Nurses are leaving the workforce faster than they are entering it, according to the article. Part of the reason is that many older nurses held off from retirement after the Great Recession. And though a survey from AMN Healthcare this year indicated that nearly two-thirds of nurses ages 54 or older say they may retire within the next three years, many are retiring now.
“We’re having a retirement wave,” Jane Englebright, senior vice president and chief nursing officer for HCA Holdings Inc., told the WSJ.
The article notes that hospitals across the country are now offering nurses higher wages and sign-on bonuses due to the demand. It is not unusual for some hospitals in Texas, California and Florida to offer signing bonuses as high as $10,000, according to the article.
Shortages are highest in certain pockets of the U.S., such as Texas, according to healthcare economist Peter Buerhaus, a nursing professor at Montana State University.
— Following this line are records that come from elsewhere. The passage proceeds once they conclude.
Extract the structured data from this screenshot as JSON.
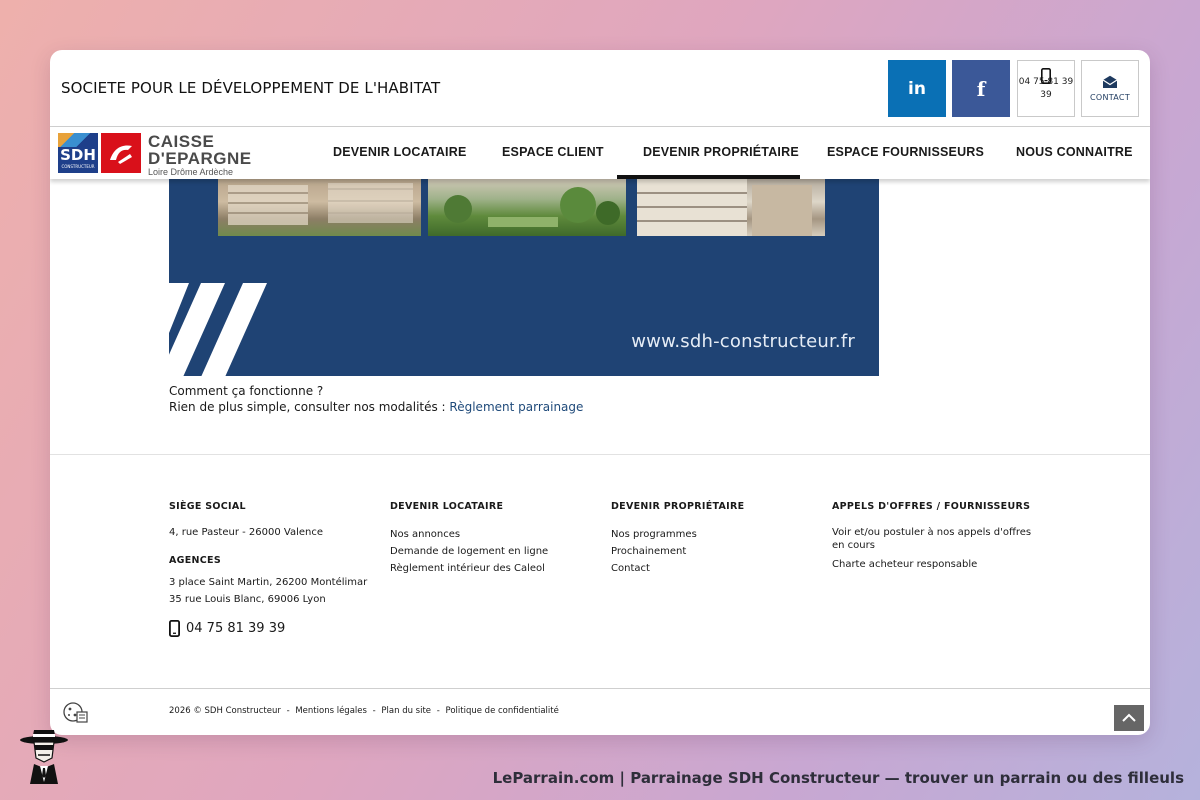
{
  "header": {
    "site_title": "SOCIETE POUR LE DÉVELOPPEMENT DE L'HABITAT",
    "linkedin_label": "in",
    "facebook_label": "f",
    "phone_line1": "04 75 81 39",
    "phone_line2": "39",
    "contact_label": "CONTACT"
  },
  "logo": {
    "sdh": "SDH",
    "sdh_small": "CONSTRUCTEUR",
    "line1": "CAISSE",
    "line2": "D'EPARGNE",
    "line3": "Loire Drôme Ardèche"
  },
  "nav": {
    "items": [
      {
        "label": "DEVENIR LOCATAIRE"
      },
      {
        "label": "ESPACE CLIENT"
      },
      {
        "label": "DEVENIR PROPRIÉTAIRE"
      },
      {
        "label": "ESPACE FOURNISSEURS"
      },
      {
        "label": "NOUS CONNAITRE"
      }
    ],
    "active_index": 2
  },
  "banner": {
    "url": "www.sdh-constructeur.fr"
  },
  "content": {
    "question": "Comment ça fonctionne ?",
    "answer_prefix": "Rien de plus simple, consulter nos modalités : ",
    "answer_link": "Règlement parrainage"
  },
  "footer": {
    "col1": {
      "heading": "SIÈGE SOCIAL",
      "address": "4, rue Pasteur - 26000 Valence",
      "agencies_heading": "AGENCES",
      "agency1": "3 place Saint Martin, 26200 Montélimar",
      "agency2": "35 rue Louis Blanc, 69006 Lyon",
      "phone": "04 75 81 39 39"
    },
    "col2": {
      "heading": "DEVENIR LOCATAIRE",
      "links": [
        "Nos annonces",
        "Demande de logement en ligne",
        "Règlement intérieur des Caleol"
      ]
    },
    "col3": {
      "heading": "DEVENIR PROPRIÉTAIRE",
      "links": [
        "Nos programmes",
        "Prochainement",
        "Contact"
      ]
    },
    "col4": {
      "heading": "APPELS D'OFFRES / FOURNISSEURS",
      "link1_line1": "Voir et/ou postuler à nos appels d'offres",
      "link1_line2": "en cours",
      "link2": "Charte acheteur responsable"
    },
    "bottom": {
      "copyright": "2026 © SDH Constructeur",
      "sep": "-",
      "mentions": "Mentions légales",
      "plan": "Plan du site",
      "privacy": "Politique de confidentialité"
    }
  },
  "caption": "LeParrain.com | Parrainage SDH Constructeur — trouver un parrain ou des filleuls",
  "colors": {
    "linkedin": "#0a70b5",
    "facebook": "#3b5898",
    "banner": "#1f4374",
    "link": "#1f4a7a"
  }
}
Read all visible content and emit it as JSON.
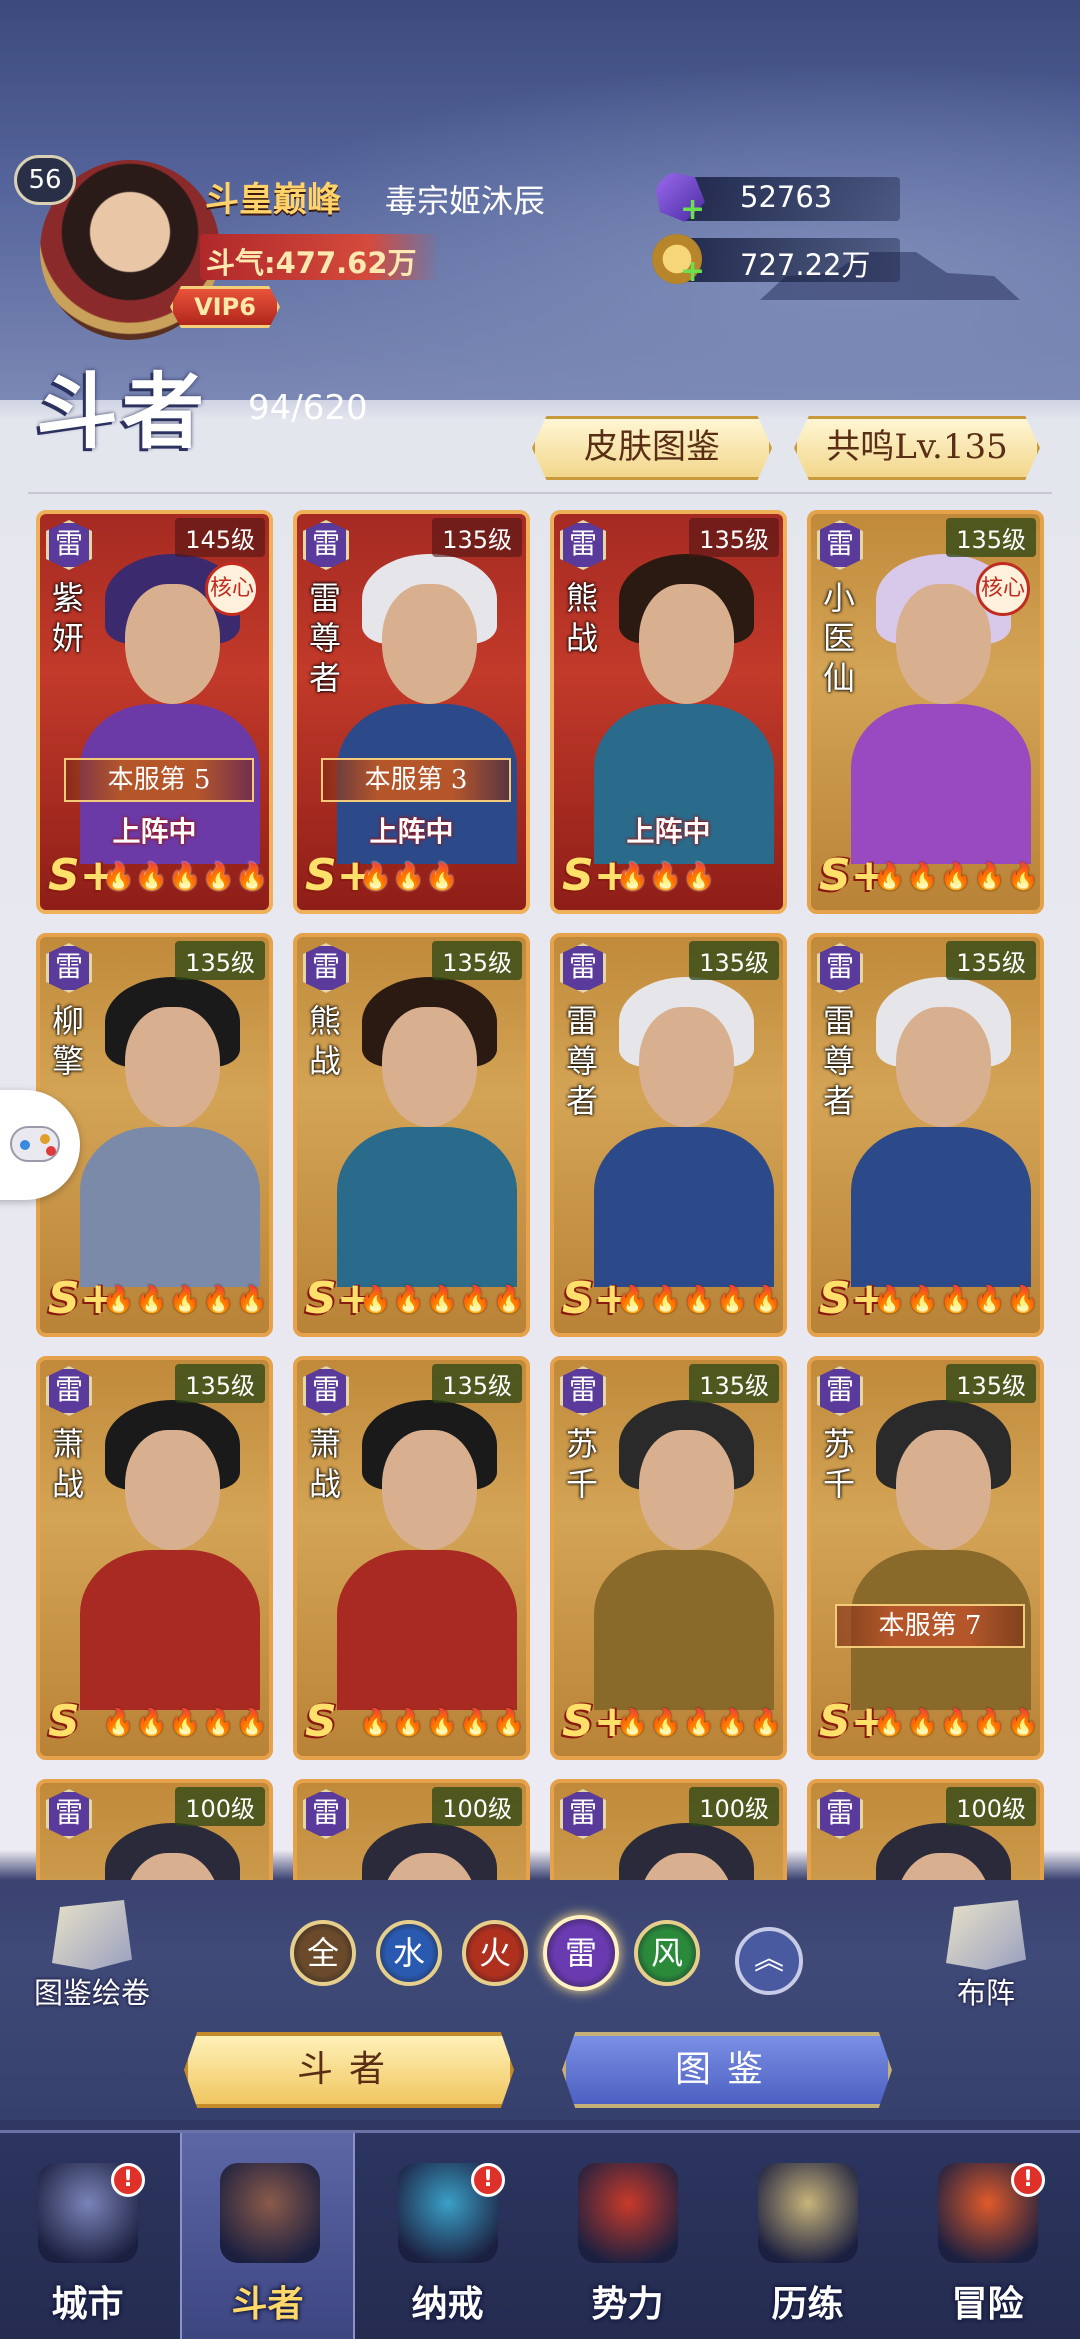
{
  "player": {
    "level": "56",
    "title": "斗皇巅峰",
    "name": "毒宗姬沐辰",
    "power": "斗气:477.62万",
    "vip": "VIP6"
  },
  "resources": {
    "crystal": "52763",
    "coin": "727.22万"
  },
  "section": {
    "title": "斗者",
    "count": "94/620"
  },
  "buttons": {
    "skin_atlas": "皮肤图鉴",
    "resonance": "共鸣Lv.135"
  },
  "heroes": [
    {
      "element": "雷",
      "level": "145级",
      "name": "紫妍",
      "core": "核心",
      "rank": "本服第 5",
      "status": "上阵中",
      "grade": "S+",
      "stars": "🔥🔥🔥🔥🔥",
      "theme": "red",
      "hair": "#3b2a6e",
      "body": "#6b3aa6"
    },
    {
      "element": "雷",
      "level": "135级",
      "name": "雷尊者",
      "rank": "本服第 3",
      "status": "上阵中",
      "grade": "S+",
      "stars": "🔥🔥🔥",
      "theme": "red",
      "hair": "#e6e6ea",
      "body": "#2c4a8a"
    },
    {
      "element": "雷",
      "level": "135级",
      "name": "熊战",
      "status": "上阵中",
      "grade": "S+",
      "stars": "🔥🔥🔥",
      "theme": "red",
      "hair": "#2a1a12",
      "body": "#2a6a8a"
    },
    {
      "element": "雷",
      "level": "135级",
      "name": "小医仙",
      "core": "核心",
      "grade": "S+",
      "stars": "🔥🔥🔥🔥🔥",
      "theme": "gold",
      "hair": "#d8c8ea",
      "body": "#9a4ac0"
    },
    {
      "element": "雷",
      "level": "135级",
      "name": "柳擎",
      "grade": "S+",
      "stars": "🔥🔥🔥🔥🔥",
      "theme": "gold",
      "hair": "#1a1a1a",
      "body": "#7a8aa8"
    },
    {
      "element": "雷",
      "level": "135级",
      "name": "熊战",
      "grade": "S+",
      "stars": "🔥🔥🔥🔥🔥",
      "theme": "gold",
      "hair": "#2a1a12",
      "body": "#2a6a8a"
    },
    {
      "element": "雷",
      "level": "135级",
      "name": "雷尊者",
      "grade": "S+",
      "stars": "🔥🔥🔥🔥🔥",
      "theme": "gold",
      "hair": "#e6e6ea",
      "body": "#2c4a8a"
    },
    {
      "element": "雷",
      "level": "135级",
      "name": "雷尊者",
      "grade": "S+",
      "stars": "🔥🔥🔥🔥🔥",
      "theme": "gold",
      "hair": "#e6e6ea",
      "body": "#2c4a8a"
    },
    {
      "element": "雷",
      "level": "135级",
      "name": "萧战",
      "grade": "S",
      "stars": "🔥🔥🔥🔥🔥",
      "theme": "gold",
      "hair": "#1a1a1a",
      "body": "#a82a22"
    },
    {
      "element": "雷",
      "level": "135级",
      "name": "萧战",
      "grade": "S",
      "stars": "🔥🔥🔥🔥🔥",
      "theme": "gold",
      "hair": "#1a1a1a",
      "body": "#a82a22"
    },
    {
      "element": "雷",
      "level": "135级",
      "name": "苏千",
      "grade": "S+",
      "stars": "🔥🔥🔥🔥🔥",
      "theme": "gold",
      "hair": "#2a2a2a",
      "body": "#8a6a2a"
    },
    {
      "element": "雷",
      "level": "135级",
      "name": "苏千",
      "rank": "本服第 7",
      "grade": "S+",
      "stars": "🔥🔥🔥🔥🔥",
      "theme": "gold",
      "hair": "#2a2a2a",
      "body": "#8a6a2a"
    },
    {
      "element": "雷",
      "level": "100级",
      "name": "",
      "grade": "",
      "stars": "",
      "theme": "gold",
      "hair": "#2a2a3a",
      "body": "#3a3a4a"
    },
    {
      "element": "雷",
      "level": "100级",
      "name": "",
      "grade": "",
      "stars": "",
      "theme": "gold",
      "hair": "#2a2a3a",
      "body": "#3a3a4a"
    },
    {
      "element": "雷",
      "level": "100级",
      "name": "",
      "grade": "",
      "stars": "",
      "theme": "gold",
      "hair": "#2a2a3a",
      "body": "#3a3a4a"
    },
    {
      "element": "雷",
      "level": "100级",
      "name": "",
      "grade": "",
      "stars": "",
      "theme": "gold",
      "hair": "#2a2a3a",
      "body": "#3a3a4a"
    }
  ],
  "controls": {
    "atlas_scroll": "图鉴绘卷",
    "lineup": "布阵",
    "tab_fighter": "斗者",
    "tab_atlas": "图鉴"
  },
  "filters": [
    {
      "label": "全",
      "color": "#6a4a2a",
      "active": false
    },
    {
      "label": "水",
      "color": "#2a5ab0",
      "active": false
    },
    {
      "label": "火",
      "color": "#b0301e",
      "active": false
    },
    {
      "label": "雷",
      "color": "#6a3ab0",
      "active": true
    },
    {
      "label": "风",
      "color": "#2a8a3a",
      "active": false
    }
  ],
  "nav": [
    {
      "label": "城市",
      "alert": "!",
      "active": false,
      "icon_color": "#7a84b8"
    },
    {
      "label": "斗者",
      "active": true,
      "icon_color": "#8a5a4a"
    },
    {
      "label": "纳戒",
      "alert": "!",
      "active": false,
      "icon_color": "#3aa0c8"
    },
    {
      "label": "势力",
      "active": false,
      "icon_color": "#c83a2a"
    },
    {
      "label": "历练",
      "active": false,
      "icon_color": "#c8b47a"
    },
    {
      "label": "冒险",
      "alert": "!",
      "active": false,
      "icon_color": "#e05a2a"
    }
  ]
}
But he predicts shortages will hit New England and the West Coast in the next few years.
Earlier this year Geisinger Health System announced recruitment efforts to attract 1,500 top-level healthcare workers, including nurses, from across the nation to fill new and vacant positions throughout the entire organization, In addition to sign-on bonuses, the system is partnering with nursing schools to hire the best students who pass their licensing test on the first try.